Let us not forget the carices (the sedges)! I have heard it uttered by otherwise fine botanists that “life is too short for Carex.” I respectfully disagree. Carex is a vast genus with over 2,000 species worldwide. It is also the most diverse genus to be found in my beloved alpine zone, not to mention a favorite food for those cute rabbit relatives, the pikas. The genus Carex has 29 species growing to at least 3,500 meters (11,500 feet). (The next most diverse genus is Draba, with fewer than half the species, 14, in this alpine zone.) The Tahoe sedge (Carex tahoensis) is particularly intriguing to me as it belongs to the taxonomically tricky sedge group known as the Ovales section. The Ovales includes species that are remarkably similar to the trained eye and generally identical to the untrained observer. In the crevice garden, we are growing several plants from a collection made over three years ago at the type locality on Lake Tahoe’s Mt. Tallac. I have fairly confidently keyed these to Carex tahoensis. Records indicate that the type specimen for Tahoe sedge was housed at UC’s Jepson Herbarium, but, alas, it is apparently no longer there. Additionally, Tahoe sedge was ranked by the California Native Plant Society (CNPS) as being of limited distribution (California Rare Plant Rank [CRPR] 4.3). Having a missing holotype, along with its rarity, was more than enough justification for me to grow Tahoe sedge at the garden. This year I also collected in the Parker Pass region what appears to be particularly good Tahoe sedge seed.
And now, at last, the sedge I am most thrilled about has been recognized as extremely rare and is ranked by the CNPS as CRPR 1B.3 (Plants rare, threatened, or endangered in California and elsewhere). Not only were we fortunate to obtain a small amount of seed; it was also a great opportunity to conduct rare plant monitoring and submit the results to the botanist in charge of the Inyo National Forest as well as the rare-plant botanists at the CNPS. While thinking of this relatively recently described sedge, I am especially saddened. The Tioga sedge (Carex tiogana) represents a species discovered and formally described by one of my botanical heroes (and the author of my favorite flora), Dean William Taylor. Tragically, Dr. Taylor passed away last November. I will always remember him, always refer to his work, and I will do my best to grow his Carex here in the garden.

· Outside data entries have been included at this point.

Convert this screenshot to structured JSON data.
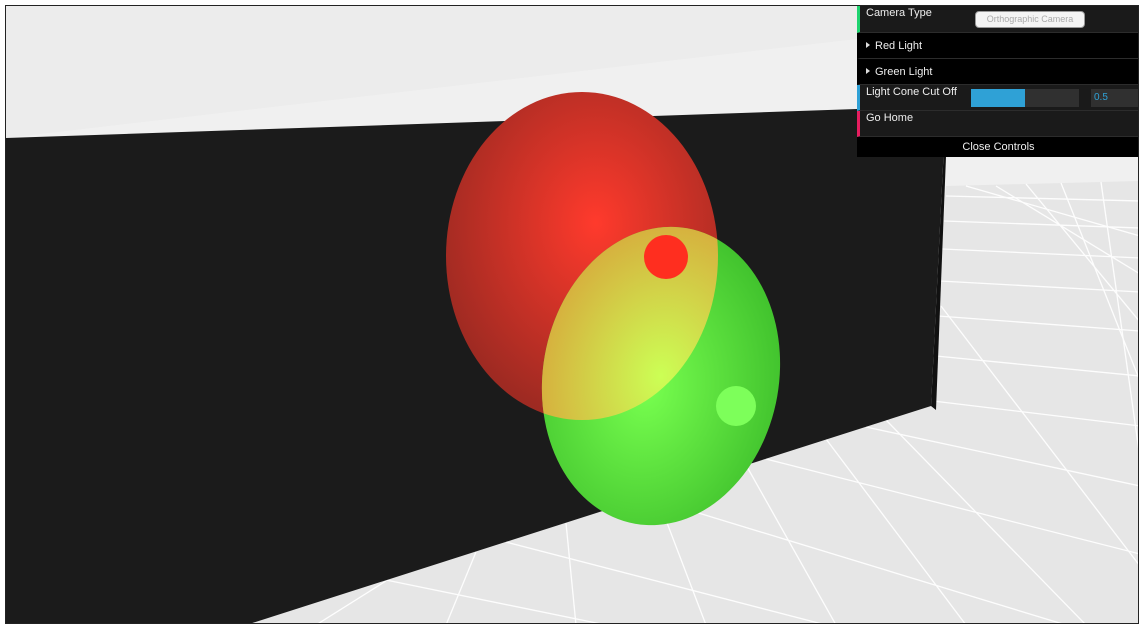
{
  "gui": {
    "camera_type_label": "Camera Type",
    "camera_type_value": "Orthographic Camera",
    "red_light_label": "Red Light",
    "green_light_label": "Green Light",
    "cone_cutoff_label": "Light Cone Cut Off",
    "cone_cutoff_value": "0.5",
    "cone_cutoff_fraction": 0.5,
    "go_home_label": "Go Home",
    "close_controls_label": "Close Controls"
  },
  "scene": {
    "red_light_color": "#ff3b2f",
    "green_light_color": "#6bff4a",
    "wall_color": "#1b1b1b",
    "floor_color": "#f2f2f2",
    "ceiling_color": "#ececec"
  },
  "icons": {
    "folder_caret": "caret-right-icon"
  }
}
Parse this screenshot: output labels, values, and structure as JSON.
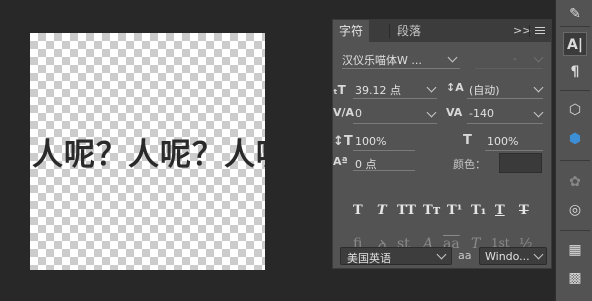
{
  "document": {
    "text": "人呢？人呢？人呢"
  },
  "panel": {
    "tabs": [
      {
        "label": "字符"
      },
      {
        "label": "段落"
      }
    ],
    "menu_icon": "panel-menu-icon",
    "collapse_icon": "double-chevron-icon",
    "font_family": "汉仪乐喵体W ...",
    "font_style": "-",
    "font_size": "39.12 点",
    "leading": "(自动)",
    "kerning": "0",
    "tracking": "-140",
    "vertical_scale": "100%",
    "horizontal_scale": "100%",
    "baseline_shift": "0 点",
    "color_label": "颜色：",
    "color_value": "#3a3a3a",
    "style_buttons": [
      {
        "name": "faux-bold",
        "glyph": "T"
      },
      {
        "name": "faux-italic",
        "glyph": "T"
      },
      {
        "name": "all-caps",
        "glyph": "TT"
      },
      {
        "name": "small-caps",
        "glyph": "Tт"
      },
      {
        "name": "superscript",
        "glyph": "T¹"
      },
      {
        "name": "subscript",
        "glyph": "T₁"
      },
      {
        "name": "underline",
        "glyph": "T"
      },
      {
        "name": "strikethrough",
        "glyph": "T"
      }
    ],
    "opentype_buttons": [
      {
        "name": "ligatures",
        "glyph": "fi"
      },
      {
        "name": "discretionary-ligatures",
        "glyph": "ꝺ"
      },
      {
        "name": "stylistic-alternates",
        "glyph": "st"
      },
      {
        "name": "swash",
        "glyph": "A"
      },
      {
        "name": "titling-alternates",
        "glyph": "aa"
      },
      {
        "name": "ordinals",
        "glyph": "T"
      },
      {
        "name": "ordinal-st",
        "glyph": "1st"
      },
      {
        "name": "fractions",
        "glyph": "½"
      }
    ],
    "language": "美国英语",
    "antialias_icon": "aa",
    "antialias": "Windo..."
  }
}
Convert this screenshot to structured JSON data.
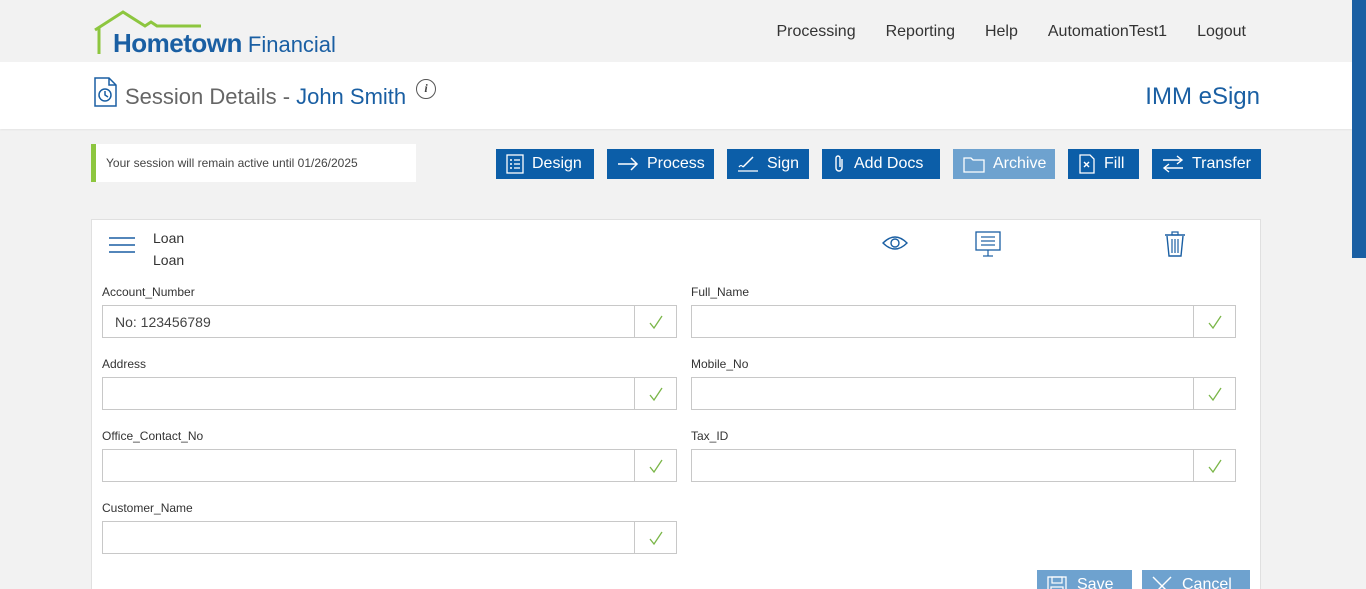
{
  "logo": {
    "main": "Hometown",
    "sub": "Financial"
  },
  "nav": [
    {
      "label": "Processing"
    },
    {
      "label": "Reporting"
    },
    {
      "label": "Help"
    },
    {
      "label": "AutomationTest1"
    },
    {
      "label": "Logout"
    }
  ],
  "session": {
    "title_prefix": "Session Details -",
    "customer_name": "John Smith",
    "info_glyph": "i",
    "brand": "IMM eSign",
    "notice": "Your session will remain active until 01/26/2025"
  },
  "actions": {
    "design": "Design",
    "process": "Process",
    "sign": "Sign",
    "add_docs": "Add Docs",
    "archive": "Archive",
    "fill": "Fill",
    "transfer": "Transfer"
  },
  "document": {
    "title": "Loan",
    "subtitle": "Loan"
  },
  "fields": {
    "account_number": {
      "label": "Account_Number",
      "value": "No: 123456789"
    },
    "full_name": {
      "label": "Full_Name",
      "value": ""
    },
    "address": {
      "label": "Address",
      "value": ""
    },
    "mobile_no": {
      "label": "Mobile_No",
      "value": ""
    },
    "office_contact_no": {
      "label": "Office_Contact_No",
      "value": ""
    },
    "tax_id": {
      "label": "Tax_ID",
      "value": ""
    },
    "customer_name": {
      "label": "Customer_Name",
      "value": ""
    }
  },
  "footer": {
    "save": "Save",
    "cancel": "Cancel"
  },
  "colors": {
    "primary": "#0c5ea8",
    "primary_disabled": "#6ea2cf",
    "accent_green": "#8dc63f",
    "check_green": "#7ab648"
  }
}
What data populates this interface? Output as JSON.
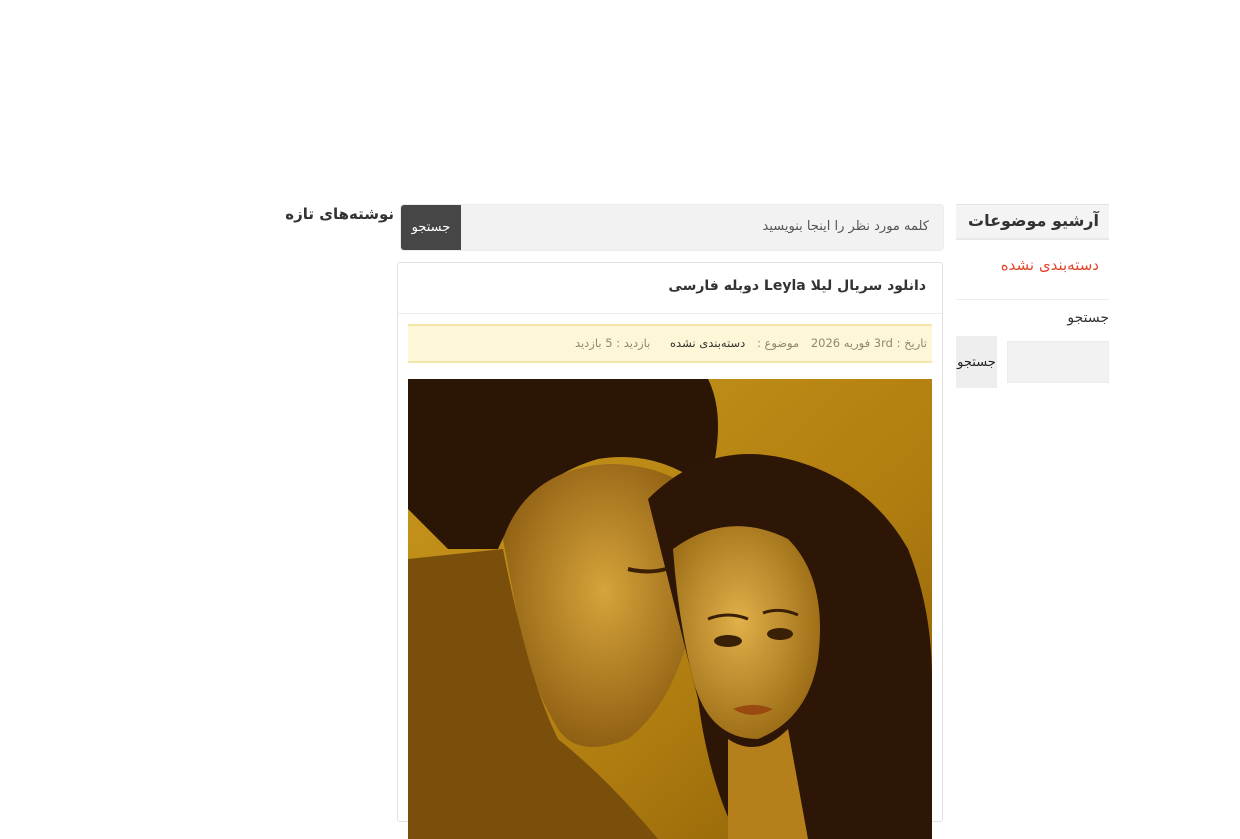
{
  "sidebar": {
    "archive_title": "آرشیو موضوعات",
    "categories": [
      "دسته‌بندی نشده"
    ],
    "search_label": "جستجو",
    "search_button": "جستجو"
  },
  "search": {
    "placeholder": "کلمه مورد نظر را اینجا بنویسید",
    "button": "جستجو"
  },
  "recent_posts_title": "نوشته‌های تازه",
  "post": {
    "title": "دانلود سریال لیلا Leyla دوبله فارسی",
    "date": "تاریخ : 3rd فوریه 2026",
    "category_label": "موضوع :",
    "category_value": "دسته‌بندی نشده",
    "views": "بازدید : 5 بازدید",
    "image": "poster of a man and a woman in golden tone"
  },
  "colors": {
    "accent_link": "#e0452b",
    "search_button_bg": "#464646",
    "meta_bg": "#fdf7d8"
  }
}
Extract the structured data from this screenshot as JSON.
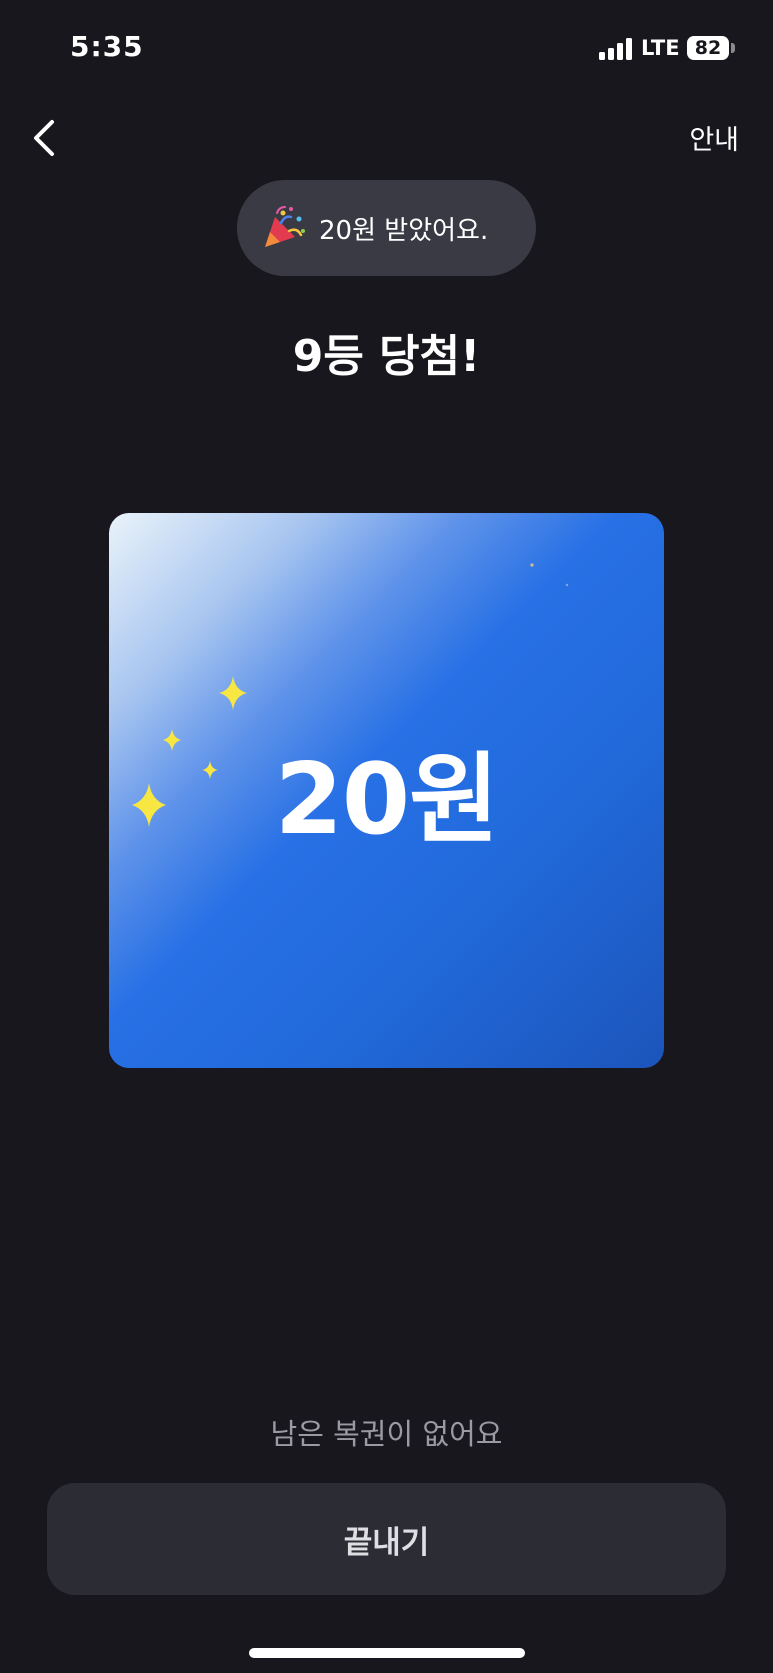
{
  "status_bar": {
    "time": "5:35",
    "network": "LTE",
    "battery": "82"
  },
  "nav": {
    "back_icon": "chevron-left-icon",
    "guide_label": "안내"
  },
  "toast": {
    "icon": "party-popper-icon",
    "text": "20원 받았어요."
  },
  "result": {
    "title": "9등 당첨!"
  },
  "prize_card": {
    "amount": "20원",
    "decoration": "sparkles-icon",
    "gradient_colors": [
      "#eaf3fa",
      "#2770e5",
      "#1c55bb"
    ]
  },
  "footer": {
    "remaining_text": "남은 복권이 없어요",
    "finish_label": "끝내기"
  },
  "colors": {
    "background": "#18171d",
    "pill": "#3a3a44",
    "button": "#2c2c35",
    "sparkle": "#f8e642"
  }
}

The construction of this crevice garden has been a highlight of my 15 years at the Regional Parks Botanic Garden, and I am privileged to have been present and involved at every moment of its creation. It is a fitting addition to our garden and is already generating a healthy amount of attention from the horticultural community. The project is a wonderful testament to the vision and dedication of our garden’s director, Bart O’Brien, and of the Garden Supervisor/Horticultural Specialist, Liz Bittner, as well as of all our garden staff. It is also a great example of the commitment and generosity of the Friends of the Regional Parks Botanic Garden; without their financial contribution specifically for the crevice garden, this bold project could not be accomplished. I look forward to stewarding the new crevice garden long into the future, and I thank everyone who contributed for their critical support.